The architects might not have thought of this; still, the walls and roof gave livestock a sense of security as they crossed the bridges over rushing rivers, calming the animals and preventing stampedes.
According to the Official Vermont Government Website, a Federal Highway Administration survey determined that Vermont ranks third in the nation with the most covered bridges. There are a stunning 100, dating from 1820 to 1982. Ninety are listed in the National Register of Historic Places.
Paper Mill Bridge
My first stop is at the Paper Mill Bridge, a 125-ft.-long red bridge with a white trim lattice truss that crosses the Walloomsac River on Murphy Road. Due to deterioration, the 1889 bridge had to be removed, and this replica was built in 2000.
During the Industrial Revolution, abundant water from the river and now dormant dams made this an excellent location for various industries, including a paper mill, hence the bridge's name.

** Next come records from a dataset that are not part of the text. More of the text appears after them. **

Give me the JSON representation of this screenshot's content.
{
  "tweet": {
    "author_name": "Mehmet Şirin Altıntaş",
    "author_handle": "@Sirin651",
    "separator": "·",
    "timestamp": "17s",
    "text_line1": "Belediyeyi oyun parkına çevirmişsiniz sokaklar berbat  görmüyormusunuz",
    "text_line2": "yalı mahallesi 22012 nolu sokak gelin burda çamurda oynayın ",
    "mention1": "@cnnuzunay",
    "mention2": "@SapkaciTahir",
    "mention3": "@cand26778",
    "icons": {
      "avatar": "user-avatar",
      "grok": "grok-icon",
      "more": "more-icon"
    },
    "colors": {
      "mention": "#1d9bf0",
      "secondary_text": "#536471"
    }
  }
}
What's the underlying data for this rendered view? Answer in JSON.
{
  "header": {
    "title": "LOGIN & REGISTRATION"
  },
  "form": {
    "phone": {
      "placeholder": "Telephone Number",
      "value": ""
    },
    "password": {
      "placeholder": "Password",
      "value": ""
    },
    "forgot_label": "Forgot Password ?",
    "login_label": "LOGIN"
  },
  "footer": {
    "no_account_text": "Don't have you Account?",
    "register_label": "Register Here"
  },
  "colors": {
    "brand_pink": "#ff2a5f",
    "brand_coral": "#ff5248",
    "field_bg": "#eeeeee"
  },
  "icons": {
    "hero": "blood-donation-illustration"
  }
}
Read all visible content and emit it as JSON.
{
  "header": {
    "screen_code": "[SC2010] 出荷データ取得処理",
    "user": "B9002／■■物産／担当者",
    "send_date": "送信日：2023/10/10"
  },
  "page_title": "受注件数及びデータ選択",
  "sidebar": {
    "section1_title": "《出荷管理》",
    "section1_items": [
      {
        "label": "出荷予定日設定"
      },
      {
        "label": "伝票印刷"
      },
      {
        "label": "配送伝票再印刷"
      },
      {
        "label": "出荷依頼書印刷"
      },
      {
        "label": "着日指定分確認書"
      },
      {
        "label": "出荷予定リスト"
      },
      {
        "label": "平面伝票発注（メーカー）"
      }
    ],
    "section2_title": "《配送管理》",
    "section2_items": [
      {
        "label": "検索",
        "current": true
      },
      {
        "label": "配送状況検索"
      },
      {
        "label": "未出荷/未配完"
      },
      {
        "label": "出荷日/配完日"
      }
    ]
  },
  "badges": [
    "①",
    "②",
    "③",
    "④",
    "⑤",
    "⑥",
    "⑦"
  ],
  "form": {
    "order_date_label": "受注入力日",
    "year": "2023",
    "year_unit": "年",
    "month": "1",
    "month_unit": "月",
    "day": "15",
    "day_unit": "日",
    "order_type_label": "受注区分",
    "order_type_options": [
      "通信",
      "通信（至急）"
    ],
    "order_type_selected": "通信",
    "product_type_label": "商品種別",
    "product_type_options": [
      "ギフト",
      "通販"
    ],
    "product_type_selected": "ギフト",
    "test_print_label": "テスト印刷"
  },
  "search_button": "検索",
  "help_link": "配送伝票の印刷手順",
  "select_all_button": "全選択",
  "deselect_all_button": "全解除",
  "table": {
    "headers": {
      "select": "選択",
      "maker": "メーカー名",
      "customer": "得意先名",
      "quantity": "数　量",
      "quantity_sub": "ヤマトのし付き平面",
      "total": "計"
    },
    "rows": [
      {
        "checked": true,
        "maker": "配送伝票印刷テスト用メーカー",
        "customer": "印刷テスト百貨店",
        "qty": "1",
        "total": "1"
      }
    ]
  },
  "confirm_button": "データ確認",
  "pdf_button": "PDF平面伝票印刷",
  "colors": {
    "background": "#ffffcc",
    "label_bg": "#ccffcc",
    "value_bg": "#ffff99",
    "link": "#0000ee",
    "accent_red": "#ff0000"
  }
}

Parking on the north side just a few feet from the entrance to the bridge, I am surprised to see various posters describing the history of this place. Peeking inside the bridge, I admire the inner structure and the lattice windows. Do be careful and watch for oncoming traffic.
Silk Road Bridge
Now my curiosity is piqued, and I want to see more bridges. Just a few minutes from the Paper Mill Bridge, I find the white-trimmed red lattice truss Silk Road Bridge that also crosses the Walloomsac River. I stand by the side of the bridge for the longest time, mesmerized by the serene and peaceful scenery as the river flowed around a bend, only to disappear below the bridge. Leaves on a nearby tree rustle in a gentle breeze and a profusion of orange flowers sway back and forth.
Eighty-eight feet long, this bridge resembles the Paper Mill Bridge. Rumors are that father and son Benjamin Sears and Charles F. Sears built these bridges. Constructed in 1840, the Silk Road Bridge was added to the National Register of Historic Places in 1973 and restored in 1991.
West Arlington Covered Bridge
Even though a bit out of town, I have to visit the West Arlington Covered Bridge. One of Vermont's oldest, it is said to be the most photographed and painted bridge in Vermont. Crossing green fields and winding around tree-covered hills makes the drive feel short.
Built in 1852 and renovated various times, with a green roof and five windows on each side, this red bridge is 80 feet long and 17.5 feet wide. Its interior discloses the beautiful latticework and stunning intricate structure of interconnecting triangles that give this truss bridge its strength.
The picturesque surroundings make this bridge especially attractive; the wide shallow Batten Kill River invites me to take a few steps down a footpath and stroll on its peaceful banks. In late spring and summer, one might encounter some anglers fishing for trout — reportedly the best in the state — or an artist painting the bridge.
Rockwell's Retreat in Vermont
Walking back to my car by the Chapel of the Green, the 1792 colonial Rockwell’s Retreat across the road catches my attention. I was told I could book Norman Rockwell's bedroom overlooking the chapel and the bridge. Norman Rockwell's bedroom? The painter and illustrator best known for his depictions of small-town life? One of my favorite artists? I must be dreaming.
As Sue Harter of Rockwell's Retreat told me: “Norman Rockwell moved from New York to Arlington in 1939. His studio burned in the spring of 1943, and he moved up the road to our site on the West Arlington green overlooking the covered bridge. He lived in our inn from 1943 to 1953 when he moved to Stockbridge, MA. We have restored his studio back to its roots as it was when he was painting in it.”
In rural Vermont, history and culture are never far apart. Covered bridges, an intrinsic part of Vermont, bring the past to your present. They let you visualize bygone eras, enjoy the present, and dream about a future filled with promise.